I often fill this space with analogies and examples from the undergraduate sport sociology course that I teach at James Madison University. I do that because that educational setting is representative of the rate at which society is slowly—but surely—educating itself on disability matters as the disability rights movement unfolds before our very eyes.
Posts Tagged 'disability'
International Day of Persons with Disabilities (IDPwD): Exploring Effective Strategies To Raise Awareness about People with Disabilities
It is well documented that people with disabilities face barriers which hinder equal participation in several environments including school and work. One of the primary barriers people with disabilities commonly face in the context of inclusion and participation is negative attitudes from others based upon misconceptions and stereotypes about individuals with disabilities.

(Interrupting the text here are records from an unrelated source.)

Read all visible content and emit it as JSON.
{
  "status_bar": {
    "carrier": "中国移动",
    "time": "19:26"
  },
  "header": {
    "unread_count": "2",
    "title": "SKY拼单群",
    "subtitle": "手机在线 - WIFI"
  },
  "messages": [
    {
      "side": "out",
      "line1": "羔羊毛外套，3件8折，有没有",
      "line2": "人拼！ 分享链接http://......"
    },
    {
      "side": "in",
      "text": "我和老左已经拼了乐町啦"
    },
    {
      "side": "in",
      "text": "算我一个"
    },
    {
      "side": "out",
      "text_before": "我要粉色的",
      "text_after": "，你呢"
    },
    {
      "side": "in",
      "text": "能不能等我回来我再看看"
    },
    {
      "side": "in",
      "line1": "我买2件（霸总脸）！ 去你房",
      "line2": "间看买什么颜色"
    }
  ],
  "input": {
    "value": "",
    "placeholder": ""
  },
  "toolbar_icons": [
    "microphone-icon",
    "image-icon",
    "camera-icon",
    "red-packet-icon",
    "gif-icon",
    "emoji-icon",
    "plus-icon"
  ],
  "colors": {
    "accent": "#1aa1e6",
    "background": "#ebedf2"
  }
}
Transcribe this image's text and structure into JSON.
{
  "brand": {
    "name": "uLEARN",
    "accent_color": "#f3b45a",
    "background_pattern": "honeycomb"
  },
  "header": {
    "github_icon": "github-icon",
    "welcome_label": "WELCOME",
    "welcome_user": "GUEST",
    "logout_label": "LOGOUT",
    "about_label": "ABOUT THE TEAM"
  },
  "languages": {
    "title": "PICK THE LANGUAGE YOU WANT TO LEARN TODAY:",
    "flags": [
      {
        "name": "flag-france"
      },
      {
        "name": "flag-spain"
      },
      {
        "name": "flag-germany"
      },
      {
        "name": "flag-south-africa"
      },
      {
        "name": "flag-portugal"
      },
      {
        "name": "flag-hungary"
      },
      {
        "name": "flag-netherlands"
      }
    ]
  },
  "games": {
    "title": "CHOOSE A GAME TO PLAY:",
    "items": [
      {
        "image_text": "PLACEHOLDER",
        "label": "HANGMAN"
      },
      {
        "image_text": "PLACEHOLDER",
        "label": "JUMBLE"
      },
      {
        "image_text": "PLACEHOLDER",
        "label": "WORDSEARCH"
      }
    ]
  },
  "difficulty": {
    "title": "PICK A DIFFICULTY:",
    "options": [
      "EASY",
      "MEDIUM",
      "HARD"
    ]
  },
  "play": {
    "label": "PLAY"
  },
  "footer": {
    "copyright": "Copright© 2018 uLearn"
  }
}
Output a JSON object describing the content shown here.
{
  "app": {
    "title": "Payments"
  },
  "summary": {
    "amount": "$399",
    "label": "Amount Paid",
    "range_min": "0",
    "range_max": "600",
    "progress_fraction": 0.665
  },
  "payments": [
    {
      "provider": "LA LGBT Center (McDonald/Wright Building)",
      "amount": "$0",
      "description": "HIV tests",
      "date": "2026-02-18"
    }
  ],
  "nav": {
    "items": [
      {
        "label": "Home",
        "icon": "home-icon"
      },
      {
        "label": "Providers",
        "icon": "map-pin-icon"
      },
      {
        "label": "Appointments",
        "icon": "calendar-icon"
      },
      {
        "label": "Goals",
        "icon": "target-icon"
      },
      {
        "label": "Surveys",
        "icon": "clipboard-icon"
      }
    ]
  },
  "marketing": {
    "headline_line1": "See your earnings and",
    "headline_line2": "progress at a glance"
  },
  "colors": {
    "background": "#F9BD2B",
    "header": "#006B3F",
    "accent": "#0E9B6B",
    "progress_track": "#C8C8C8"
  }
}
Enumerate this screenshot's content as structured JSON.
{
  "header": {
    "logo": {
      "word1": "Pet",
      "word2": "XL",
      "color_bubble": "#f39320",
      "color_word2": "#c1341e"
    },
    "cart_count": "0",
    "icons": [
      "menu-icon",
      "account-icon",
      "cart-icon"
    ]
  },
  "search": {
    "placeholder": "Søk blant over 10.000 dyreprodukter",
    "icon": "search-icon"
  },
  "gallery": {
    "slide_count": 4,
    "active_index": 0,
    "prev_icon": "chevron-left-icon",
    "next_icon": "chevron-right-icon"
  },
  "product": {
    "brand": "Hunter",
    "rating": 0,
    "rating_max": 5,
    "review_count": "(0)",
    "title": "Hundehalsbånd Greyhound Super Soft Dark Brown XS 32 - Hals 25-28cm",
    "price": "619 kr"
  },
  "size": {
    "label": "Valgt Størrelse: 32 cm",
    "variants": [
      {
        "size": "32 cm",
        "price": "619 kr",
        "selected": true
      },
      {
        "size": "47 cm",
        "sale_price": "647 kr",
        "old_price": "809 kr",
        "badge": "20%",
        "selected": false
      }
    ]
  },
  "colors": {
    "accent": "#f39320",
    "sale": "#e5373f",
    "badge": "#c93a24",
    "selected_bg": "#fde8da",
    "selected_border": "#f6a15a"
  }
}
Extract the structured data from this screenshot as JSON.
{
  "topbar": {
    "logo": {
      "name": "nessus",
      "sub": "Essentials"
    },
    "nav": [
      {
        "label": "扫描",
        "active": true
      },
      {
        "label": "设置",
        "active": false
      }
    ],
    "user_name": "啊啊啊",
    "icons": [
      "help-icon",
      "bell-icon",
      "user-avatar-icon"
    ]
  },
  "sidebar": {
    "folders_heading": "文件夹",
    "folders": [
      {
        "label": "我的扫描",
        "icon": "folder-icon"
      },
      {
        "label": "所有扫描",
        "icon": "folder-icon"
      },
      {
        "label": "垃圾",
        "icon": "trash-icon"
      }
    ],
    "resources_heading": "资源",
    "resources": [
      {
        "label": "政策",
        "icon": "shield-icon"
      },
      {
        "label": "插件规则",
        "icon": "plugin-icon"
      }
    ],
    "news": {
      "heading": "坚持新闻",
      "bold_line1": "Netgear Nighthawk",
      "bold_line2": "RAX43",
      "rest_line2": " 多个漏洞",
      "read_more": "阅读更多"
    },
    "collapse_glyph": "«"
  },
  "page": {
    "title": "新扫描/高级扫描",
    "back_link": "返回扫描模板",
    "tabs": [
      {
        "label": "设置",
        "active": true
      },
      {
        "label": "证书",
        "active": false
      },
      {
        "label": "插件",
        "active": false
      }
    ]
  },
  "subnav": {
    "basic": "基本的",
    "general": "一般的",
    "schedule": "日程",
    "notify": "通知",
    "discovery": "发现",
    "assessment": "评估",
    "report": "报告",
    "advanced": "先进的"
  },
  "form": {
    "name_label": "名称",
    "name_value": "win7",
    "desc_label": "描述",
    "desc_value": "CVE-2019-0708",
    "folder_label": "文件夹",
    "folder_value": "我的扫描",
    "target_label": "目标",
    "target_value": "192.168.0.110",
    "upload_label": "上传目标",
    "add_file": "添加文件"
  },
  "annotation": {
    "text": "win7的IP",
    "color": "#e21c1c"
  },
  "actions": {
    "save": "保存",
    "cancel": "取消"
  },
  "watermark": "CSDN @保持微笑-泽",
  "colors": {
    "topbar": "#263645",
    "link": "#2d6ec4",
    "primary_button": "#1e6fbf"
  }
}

Back on September 13, 2013, is when I first saw the Guinness commercial that featured a person with a disability playing wheelchair basketball with some of his friends without a disability. Almost immediately I knew this commercial was going to be talked about for a long time, as well as make me want to have a drink.
Whether you have Type 1 or Type 2 diabetes, exercise is an important part of your management and treatment program. Weight loss and weight management are the most common reasons people give for starting an exercise program. However, exercise has so many more benefits than how it may, or may not, affect body size – especially for diabetics.
To understand how exercise benefits diabetics, it’s important to understand what diabetes is and how it affects your body.
Demographic estimates indicate that the number of people over the age of 65 in the United States will increase to 71.5 million in 2030. [i] Studies indicate that by the age of 75, approximately 10 percent of people will have some type of seizure. [ii]
“My name is Bob Lujano. I am very blessed person because I am employed and compete as an athlete in wheelchair rugby.” This was my introduction as I was on a panel to discuss the role of media and how it portrays athletes with a disability. In regards to this topic there are so many roads that this discussion can follow. I know that sitting at a table and trying to map this out can be difficult. I will try to guides us on a short and narrow road.
Mesothelioma is cancer of the mesothelium – a membrane that lines and surrounds the organs. The disease is caused by exposure to asbestos, and it is actually called malignant mesothelioma to differentiate it from the benign version, which is not caused by asbestos.
Holiday Season evokes mixed feelings in most of us. Some of us, primarily those who believe in fairy tales and Christmas stories, love the snow, the woolen clothing, the boots, the hot chocolate, and the warm fireplace to snuggle by in the night. The more pragmatic among us hate the thought of the snow giving way to slush and storms creating transport issues. Then there are those who don’t like the idea of it being too dark and cold most of the time and their physical activity taking a hit as a result.
The purpose of this article is to promote inclusion of youth with disabilities in after-school, expanded learning, and out-of-school time programs. For the purposes of this
article, the term “include” and “inclusion” embodies the values, policies, and practices that support all youth, those both with and without disabilities, to participate in a broad range of out-of-school time activities.